Iraqi Foreign Minister Hoshyar Zebari told attendees at a security conference in Bahrain on Saturday that the increase in radical fighters in the armed opposition to Syrian President Bashar Assad is leading toward the creation of an ungovernable "Islamic emirate" that the world will have to deal with down the road.
Iraq is grappling with a months-long spike in bloodshed blamed largely on al-Qaeda's local franchise, which is also playing an active role inside Syria in the fight against Assad.

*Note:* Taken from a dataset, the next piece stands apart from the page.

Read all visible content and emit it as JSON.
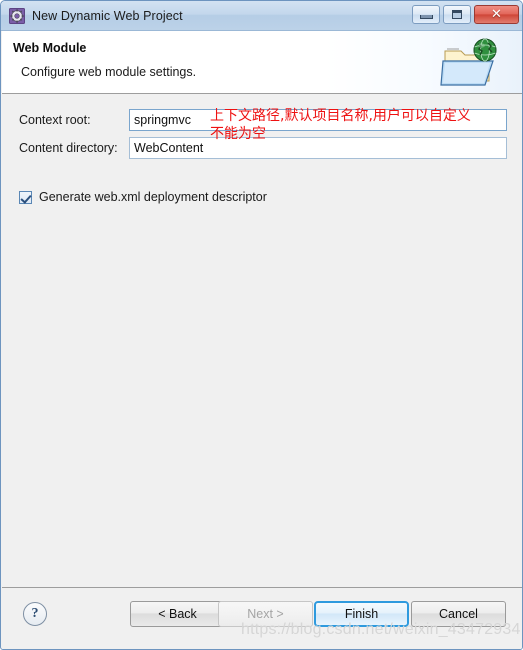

BEIRUT (AP) -- Syrian activists say government troops backed by Hezbollah fighters are battling al-Qaida-linked rebels for control of a western town located along the country's main north-south highway.
The road holds strategic value for both sides, and serves as a crucial link between the capital Damascus and northern Syria as well as government strongholds along the Mediterranean coast.
The Organization for the Prohibition of Chemical Weapons said this week it would consider using the highway to transport Syria's chemical weapons to the port of Latakia before they are taken out of the country for destruction.
The Britain-based Syrian Observatory for Human Rights says Saturday's clashes are concentrated around the town of Nabek. It says the section of the highway near the town has been closed for 18 days.

TEHRAN, Iran (AP) -- Iran's president has defended an interim nuclear deal reached with world powers last month that eases some sanctions in return for a halt to parts of the Islamic Republic's uranium enrichment program, saying improving the economy is as important as maintaining a peaceful nuclear program.
Hassan Rouhani told students in Tehran Saturday that economic progress can't be achieved without interaction with the outside world. He said his government will continue his policy of moderation, in sharp contrast to the bombastic style of his predecessor Mahmoud Ahmadinejad.
The six-month interim nuclear deal includes greater access for U.N. inspectors to Iran and a cap on the level of uranium enrichment.
Rouhani faces the difficult task of selling the interim agreement to skeptics and hard-liners at home

HONG KONG (AP) -- Hong Kong has reported its second human case of H7N9 bird flu days after the first, raising fears that the virus is spreading beyond mainland China.
The Health Department said late Friday that an 80-year-old man being treated for a chronic illness was found to have the bird flu strain.
Hong Kong authorities have been monitoring H7N9 closely since it was first identified in April. Infectious diseases are a particular concern in Hong Kong, where a decade ago the Sars virus killed 299 people. Hundreds in other countries also died.
H7N9 has sickened about 140 people and killed 45, almost all of them in mainland China. Taiwan has had one case.
The virus appears to have stalled since Chinese authorities cracked down on live animal markets following the initial outbreak.

LONDON (AP) -- Conservation authorities say hundreds of seals may have fallen victim to this week's floods in eastern England, and are warning people not to try to help stranded pups.
The National Trust says gray seal pups have been washed from a beach at Horsey in the county of Norfolk.
Seals arrive on the beach each November to give birth, and the pups spend their first few weeks on the dunes.
The trust says the pups should be left alone so that their mothers can try to find them.
The Royal Society for the Prevention of Cruelty to Animals says it has "serious concerns about seal colonies" along the coast.
Eastern England was swamped Thursday by the biggest tidal surge in 60 years, amid a powerful storm with hurricane-force gusts of wind.